The setup if you’re standing to the right of it. Here you can see the dust shoe mount and the 4” clear hose going up to the overhead mounts I’ve setup.
The setup if you’re standing behind it (I reached the camera around the vacuum hose to take this pic). I have a scrap piece of 1/2” think pine that the Z axis is resting on. I don’t like leaving it to rest under its own weight with the router mounted – especially with an end mill in the collet. This piece of scrap could stand to be 1/2 an inch or so higher as I have to press down on the dust shoe’s fingers to get the frame lip around the spindle and up.
A few pics of the dust shoe un-mounted and mounted. The first pic is of the shoe frame with fingers laying upside down on the bench. You’ll want to leave it laying upside down when it’s off, otherwise the weight of the shoe frame will bend the fingers to one direction or the other and they tend to stay that way unless you leave it with them bent the other way over a day or two. The second pic is with the shoe mounted on the spindle.
Here is a pic from “bench level” in which you can see the dust shoe mounted and near the center can see the fingers that have been “trimmed” by the end mill. Next is a pic to see part of the hose routing. There is a little bit of a flat spot that I need to correct by spinning the hose on the dust shoe mount, but it hasn’t contributed to any less suction than when I had it spun correctly during mockup. I’m using some shelving brackets with zip ties to hold the hose above the bench and still allow some play for the the router is moving about the cutting area.
Here are some pics of the Igus eChain mounted. First is of the X-axis, which I mentioned is mounted directly to my workbench top. The second pic shows the room I’ll still have once the blue airline is inserted into the left “channel”. One control cable in each channel and the spindle power cable is fished up both this chain and the Y-axis chain below as well.
Here is a pic of the top of the X-axis chain with the cables coming out to a 90 degree turn into the bottom of the Y-axis chain. Similar to the cable-tie down below for the power cord, I reused an existing tapped hole rather than drilling and tapping another one into the HDPE furniture. I drilled holes in the eChain mounting lip and used longer hex-head cap screws to account for the extra thickness of the plastic on the eChain lip. You’ll notice in a few pics that some of the bolt-heads are rusted.

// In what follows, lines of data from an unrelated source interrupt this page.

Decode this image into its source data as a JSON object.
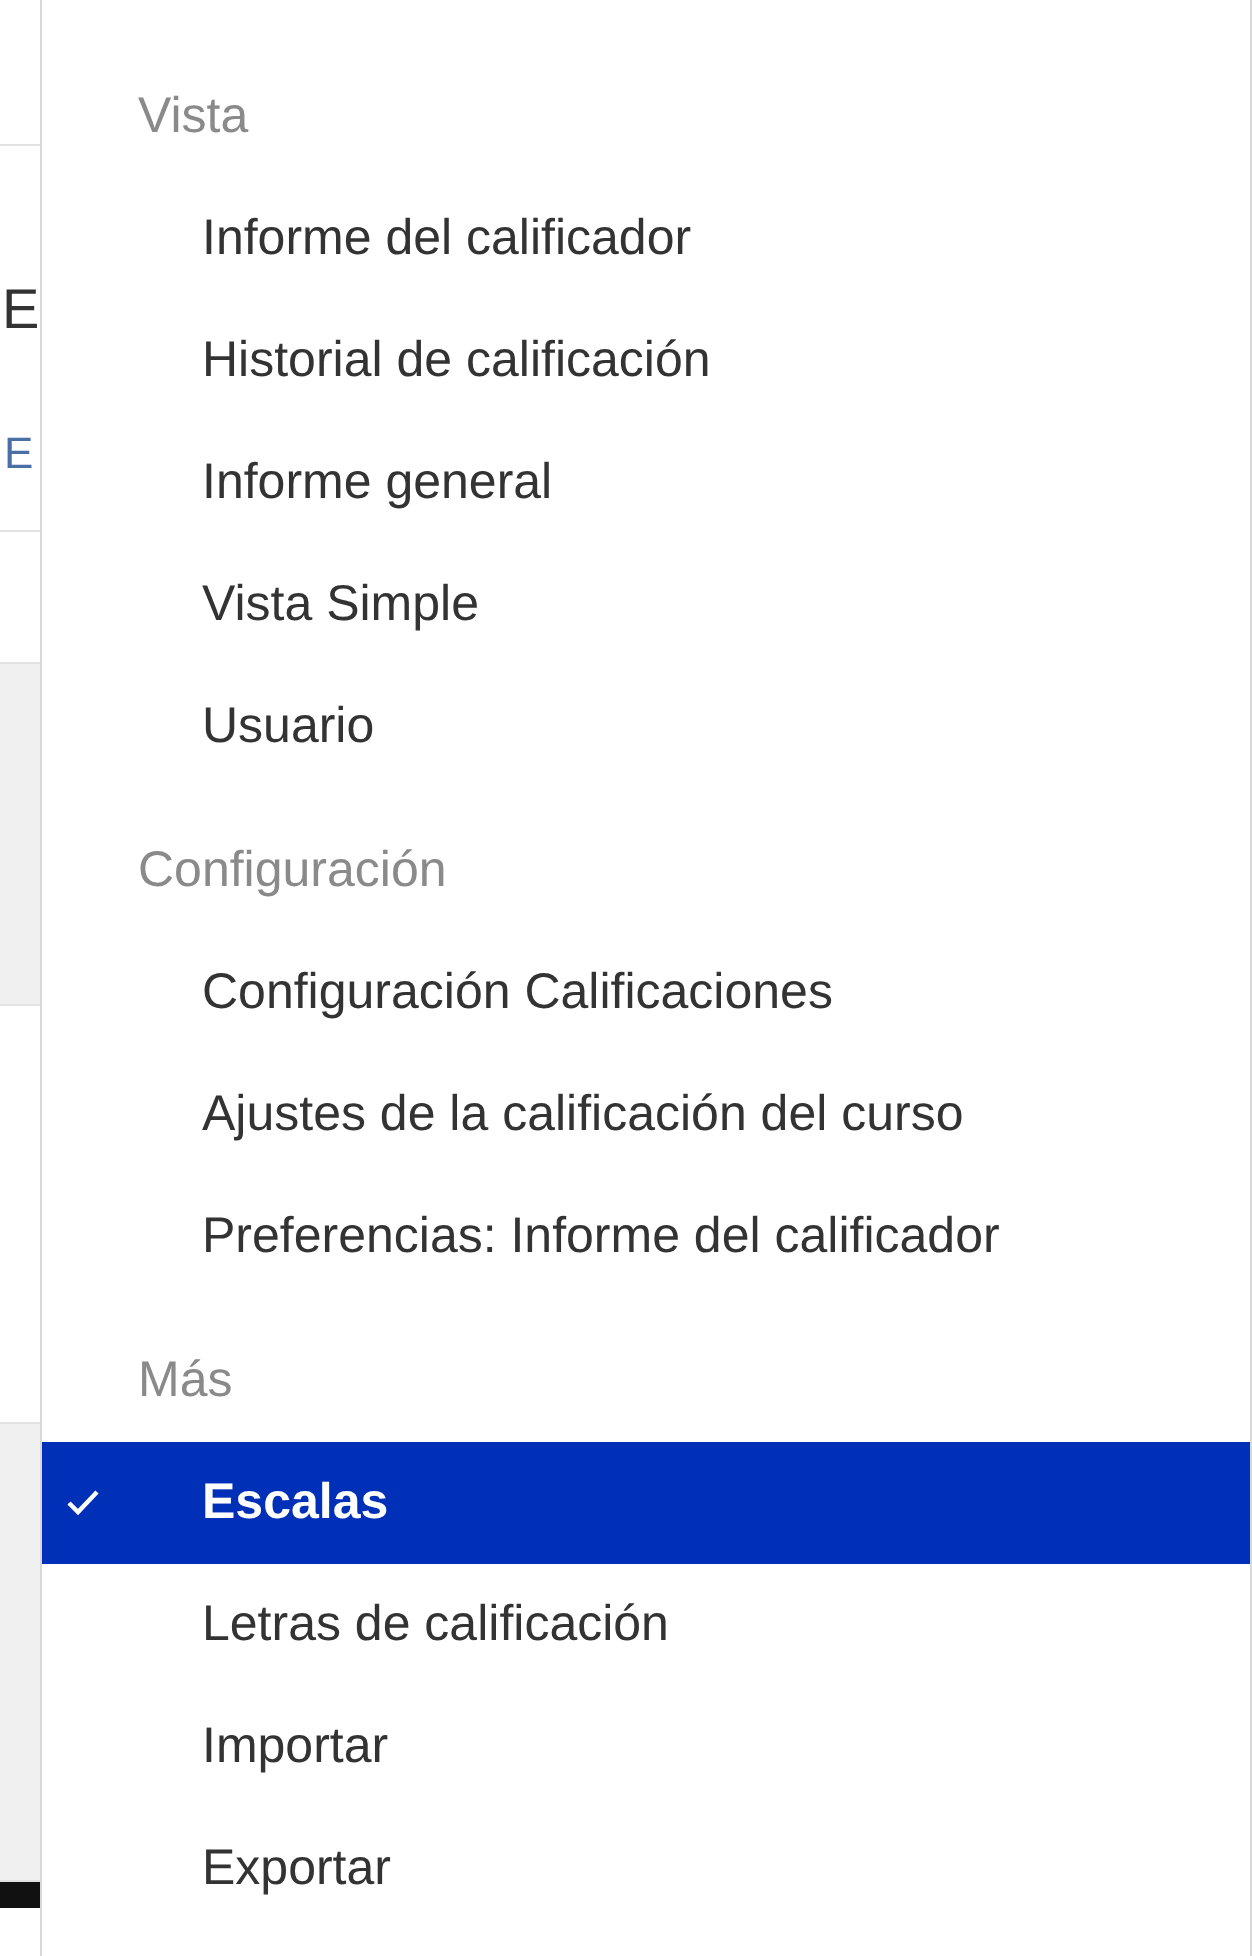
{
  "background": {
    "heading": "E",
    "subheading": "E"
  },
  "menu": {
    "sections": [
      {
        "header": "Vista",
        "items": [
          {
            "label": "Informe del calificador",
            "selected": false
          },
          {
            "label": "Historial de calificación",
            "selected": false
          },
          {
            "label": "Informe general",
            "selected": false
          },
          {
            "label": "Vista Simple",
            "selected": false
          },
          {
            "label": "Usuario",
            "selected": false
          }
        ]
      },
      {
        "header": "Configuración",
        "items": [
          {
            "label": "Configuración Calificaciones",
            "selected": false
          },
          {
            "label": "Ajustes de la calificación del curso",
            "selected": false
          },
          {
            "label": "Preferencias: Informe del calificador",
            "selected": false
          }
        ]
      },
      {
        "header": "Más",
        "items": [
          {
            "label": "Escalas",
            "selected": true
          },
          {
            "label": "Letras de calificación",
            "selected": false
          },
          {
            "label": "Importar",
            "selected": false
          },
          {
            "label": "Exportar",
            "selected": false
          }
        ]
      }
    ]
  }
}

These are cheap hex-head hardware that I picked up and used, not those supplied by Shaun at Zenbot. There are also a few stainless screw heads that you’ll see that I supplied as well.
Here is the Y-axis eChain mounting. In this first pic, we are looking at the bottom section of eChain for the Y-axis. I am using some hex head bolts, washers and nuts that I already had to mount the eChain to a 6” angle bracket, again from the big box store. Here is where I used some of the stainless hex head socket cap bolts to replace the hardware that Shaun sent to compensate for the thickness of the metal.
The second pic shows a top-down view of how the control cable comes out and runs to the Z-axis stepper motor and the thicker black cable is the power line to the router. You can see the bracket I made using some 14 gauge flat stock I picked up, again at my local hardware store. I drilled and tapped the HDPE next to the stepper mount and again am using two hex head socket cap screws to mount to the furniture. I used some hex head bolts, washers and nuts to mount the eChain to the bracket.
Now around to the Z axis. I am using a C-clip style plastic cable clamp to keep the cable in one spot with enough room for the 4” up and down travel of the router. I just threaded the cable tie through one of the mounting screws and screwed it back in. There is plenty of thread on these screws, so it hasn’t introduced any instability. In the second pic you can see the length of cable with enough play for the spindle to go up and down the 4” of travel.
Please leave any questions you may have in the comments. I’m sure there will be plenty of requests for zoom-in pics and of the components I have mentioned but didn’t photograph yet. Also, I’ve yet to capture a video of cutting out anything, but will try to do that soon as well.